> Assignment
Repeat every entry in full. Match each line exactly.

[Entries from a dataset of interfaces]
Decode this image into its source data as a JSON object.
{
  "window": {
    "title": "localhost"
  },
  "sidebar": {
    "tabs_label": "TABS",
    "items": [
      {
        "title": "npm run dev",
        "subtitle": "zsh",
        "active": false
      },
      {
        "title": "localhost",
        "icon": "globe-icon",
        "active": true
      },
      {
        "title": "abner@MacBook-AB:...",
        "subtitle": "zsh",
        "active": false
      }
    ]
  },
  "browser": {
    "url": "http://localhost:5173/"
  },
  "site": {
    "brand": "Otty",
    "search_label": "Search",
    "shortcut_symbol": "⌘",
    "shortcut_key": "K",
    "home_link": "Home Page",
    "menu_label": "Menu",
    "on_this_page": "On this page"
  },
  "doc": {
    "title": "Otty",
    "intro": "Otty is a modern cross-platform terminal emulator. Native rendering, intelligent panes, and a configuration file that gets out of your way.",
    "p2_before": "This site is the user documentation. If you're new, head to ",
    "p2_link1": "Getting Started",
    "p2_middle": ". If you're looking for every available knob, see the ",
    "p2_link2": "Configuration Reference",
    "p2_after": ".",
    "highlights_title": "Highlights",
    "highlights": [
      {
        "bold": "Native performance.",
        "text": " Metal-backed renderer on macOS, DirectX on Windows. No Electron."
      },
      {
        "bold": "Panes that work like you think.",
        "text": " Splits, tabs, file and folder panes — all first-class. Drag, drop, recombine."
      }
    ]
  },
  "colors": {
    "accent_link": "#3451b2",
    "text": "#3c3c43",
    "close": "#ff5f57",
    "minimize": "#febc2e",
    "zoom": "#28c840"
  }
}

> Solution
Decode this image into its source data as a JSON object.
{
  "window": {
    "title": "localhost"
  },
  "sidebar": {
    "tabs_label": "TABS",
    "items": [
      {
        "title": "npm run dev",
        "subtitle": "zsh",
        "active": false
      },
      {
        "title": "localhost",
        "icon": "globe-icon",
        "active": true
      },
      {
        "title": "abner@MacBook-AB:...",
        "subtitle": "zsh",
        "active": false
      }
    ]
  },
  "browser": {
    "url": "http://localhost:5173/"
  },
  "site": {
    "brand": "Otty",
    "search_label": "Search",
    "shortcut_symbol": "⌘",
    "shortcut_key": "K",
    "home_link": "Home Page",
    "menu_label": "Menu",
    "on_this_page": "On this page"
  },
  "doc": {
    "title": "Otty",
    "intro": "Otty is a modern cross-platform terminal emulator. Native rendering, intelligent panes, and a configuration file that gets out of your way.",
    "p2_before": "This site is the user documentation. If you're new, head to ",
    "p2_link1": "Getting Started",
    "p2_middle": ". If you're looking for every available knob, see the ",
    "p2_link2": "Configuration Reference",
    "p2_after": ".",
    "highlights_title": "Highlights",
    "highlights": [
      {
        "bold": "Native performance.",
        "text": " Metal-backed renderer on macOS, DirectX on Windows. No Electron."
      },
      {
        "bold": "Panes that work like you think.",
        "text": " Splits, tabs, file and folder panes — all first-class. Drag, drop, recombine."
      }
    ]
  },
  "colors": {
    "accent_link": "#3451b2",
    "text": "#3c3c43",
    "close": "#ff5f57",
    "minimize": "#febc2e",
    "zoom": "#28c840"
  }
}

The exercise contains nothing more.